### Material provided

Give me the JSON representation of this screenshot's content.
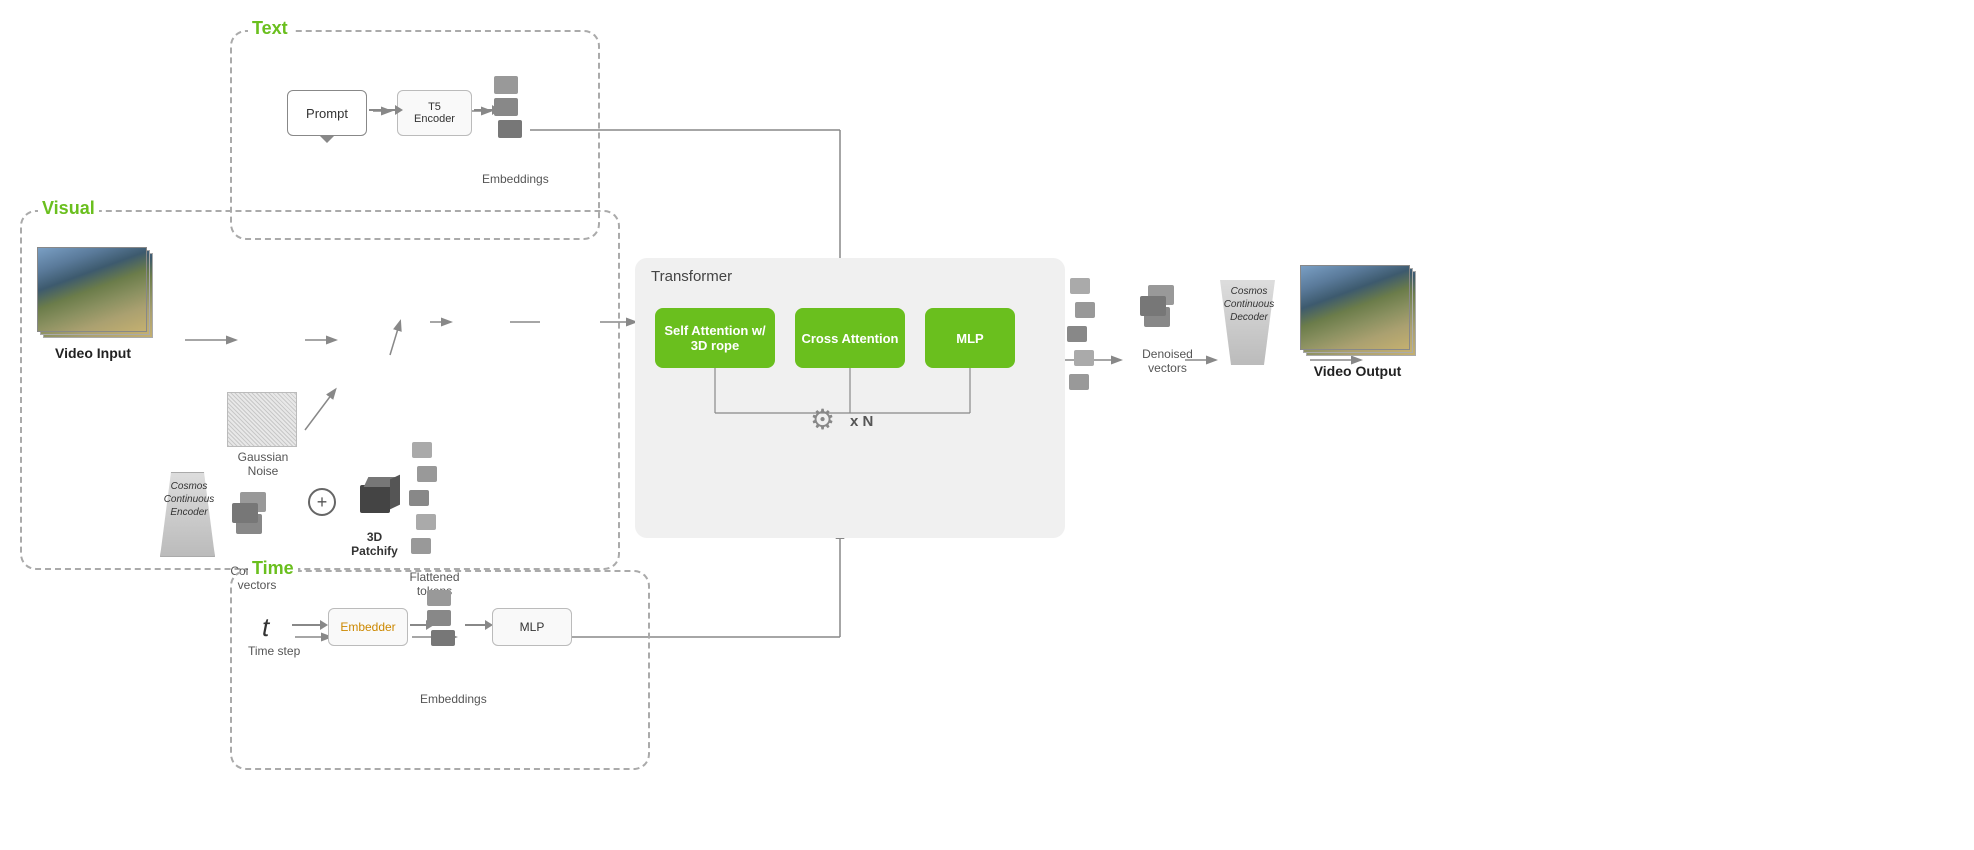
{
  "sections": {
    "text": {
      "label": "Text",
      "prompt": "Prompt",
      "encoder": "T5\nEncoder",
      "embeddings": "Embeddings"
    },
    "visual": {
      "label": "Visual",
      "cosmos_encoder": "Cosmos\nContinuous\nEncoder",
      "corrupted_vectors": "Corrupted\nvectors",
      "gaussian_noise": "Gaussian Noise",
      "patchify": "3D\nPatchify",
      "flattened_tokens": "Flattened\ntokens",
      "video_input": "Video Input"
    },
    "transformer": {
      "label": "Transformer",
      "self_attn": "Self Attention w/ 3D rope",
      "cross_attn": "Cross Attention",
      "mlp": "MLP",
      "xn": "x N"
    },
    "time": {
      "label": "Time",
      "timestep": "t",
      "timestep_label": "Time step",
      "embedder": "Embedder",
      "mlp": "MLP",
      "embeddings": "Embeddings"
    },
    "output": {
      "denoised_vectors": "Denoised\nvectors",
      "cosmos_decoder": "Cosmos\nContinuous\nDecoder",
      "video_output": "Video Output"
    }
  }
}
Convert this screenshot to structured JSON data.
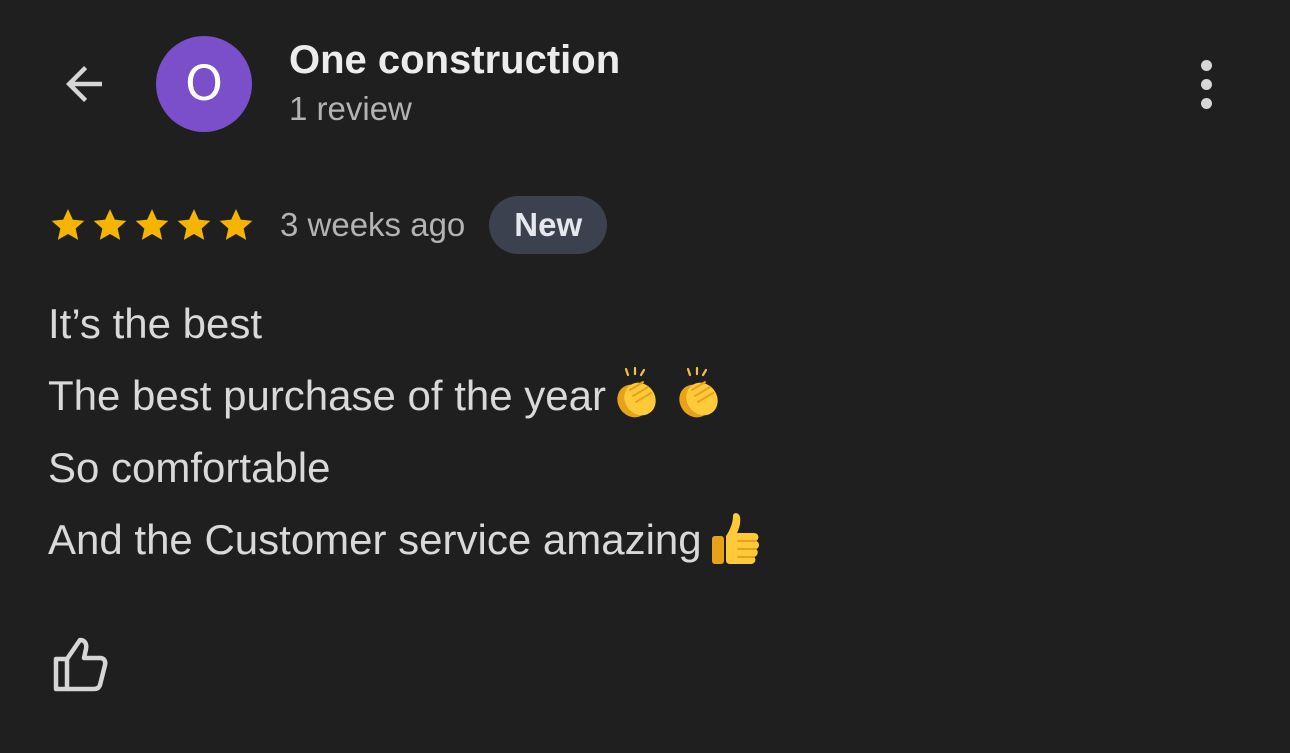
{
  "header": {
    "author_name": "One construction",
    "review_count": "1 review",
    "avatar_initial": "O",
    "avatar_color": "#7b4fc9"
  },
  "review": {
    "rating": 5,
    "rating_max": 5,
    "date": "3 weeks ago",
    "badge": "New",
    "lines": [
      "It’s the best",
      "The best purchase of the year",
      "So comfortable",
      "And the Customer service amazing"
    ]
  },
  "icons": {
    "back": "back-arrow-icon",
    "more": "more-vert-icon",
    "star": "star-icon",
    "clap": "clapping-hands-emoji",
    "thumbs_up_emoji": "thumbs-up-emoji",
    "like": "thumbs-up-outline-icon"
  },
  "colors": {
    "background": "#1f1f1f",
    "star": "#f5b400",
    "badge_bg": "#3c4150",
    "text": "#d9d9d9",
    "secondary_text": "#b3b3b3"
  }
}
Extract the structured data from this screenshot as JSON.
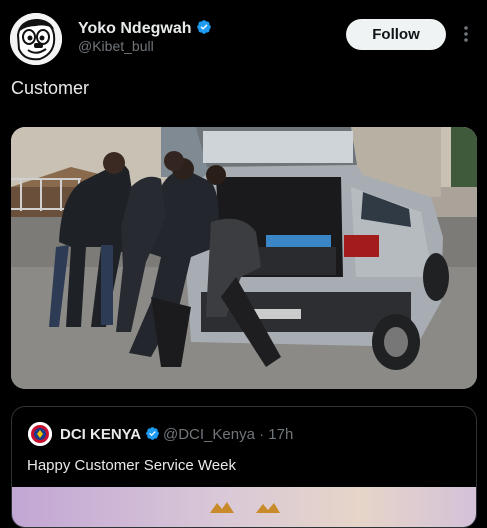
{
  "post": {
    "author_name": "Yoko Ndegwah",
    "author_handle": "@Kibet_bull",
    "follow_label": "Follow",
    "text": "Customer"
  },
  "quoted_post": {
    "author_name": "DCI KENYA",
    "author_handle": "@DCI_Kenya",
    "separator": "·",
    "time": "17h",
    "text": "Happy Customer Service Week"
  },
  "colors": {
    "background": "#000000",
    "verified_blue": "#1d9bf0",
    "secondary_text": "#71767b"
  },
  "icons": {
    "verified": "verified-badge-icon",
    "more": "more-options-icon"
  }
}
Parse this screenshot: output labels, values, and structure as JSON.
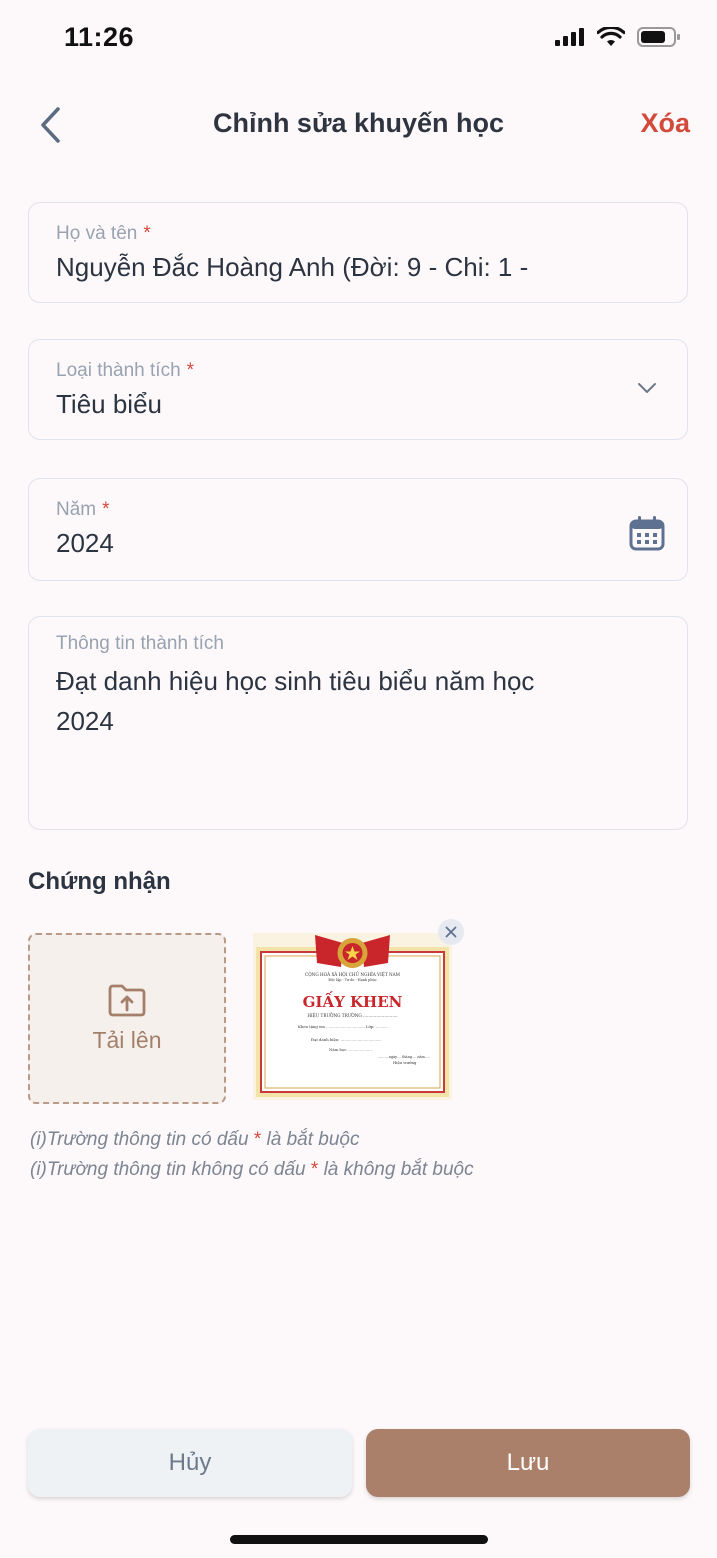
{
  "status_bar": {
    "time": "11:26"
  },
  "header": {
    "title": "Chỉnh sửa khuyến học",
    "delete_label": "Xóa"
  },
  "form": {
    "name": {
      "label": "Họ và tên",
      "required_mark": "*",
      "value": "Nguyễn Đắc Hoàng Anh (Đời: 9 - Chi: 1 -"
    },
    "achievement_type": {
      "label": "Loại thành tích",
      "required_mark": "*",
      "value": "Tiêu biểu"
    },
    "year": {
      "label": "Năm",
      "required_mark": "*",
      "value": "2024"
    },
    "achievement_info": {
      "label": "Thông tin thành tích",
      "value": "Đạt danh hiệu học sinh tiêu biểu năm học 2024"
    }
  },
  "certification": {
    "title": "Chứng nhận",
    "upload_label": "Tải lên",
    "certificate": {
      "header_line": "CỘNG HOÀ XÃ HỘI CHỦ NGHĨA VIỆT NAM",
      "sub_line": "Độc lập - Tự do - Hạnh phúc",
      "title": "GIẤY KHEN",
      "issuer": "HIỆU TRƯỞNG TRƯỜNG ..........................",
      "line1": "Khen tặng em ................................ Lớp: ..........",
      "line2": "Đạt danh hiệu: ..................................",
      "line3": "Năm học: ....................",
      "date_line": "........, ngày.... tháng.... năm.....",
      "signer": "Hiệu trưởng"
    }
  },
  "notes": {
    "required_prefix": "(i)Trường thông tin có dấu",
    "required_suffix": "là bắt buộc",
    "optional_prefix": "(i)Trường thông tin không có dấu",
    "optional_suffix": "là không bắt buộc",
    "mark": "*"
  },
  "buttons": {
    "cancel": "Hủy",
    "save": "Lưu"
  },
  "colors": {
    "accent": "#ab806a",
    "danger": "#d14a3a",
    "background": "#fdf8fa"
  }
}
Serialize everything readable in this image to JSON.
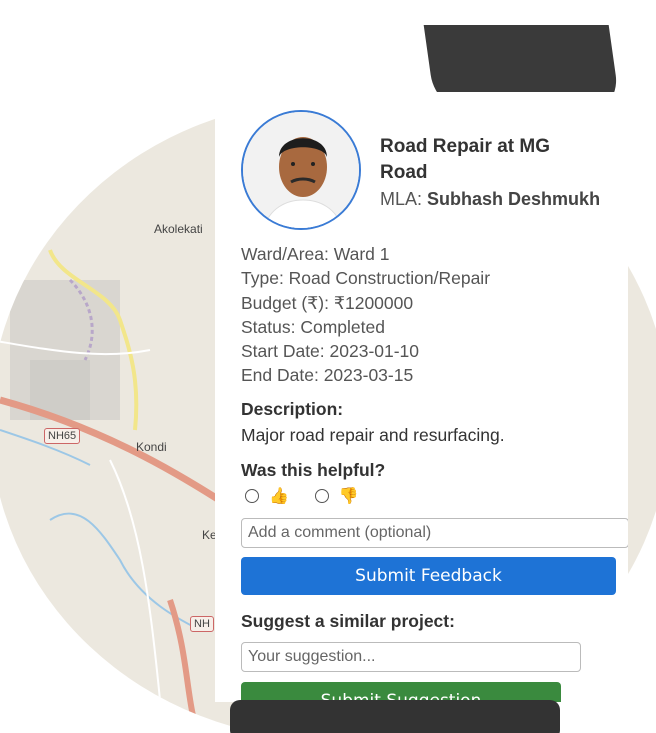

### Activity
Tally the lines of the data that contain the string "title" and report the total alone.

### Task solution
3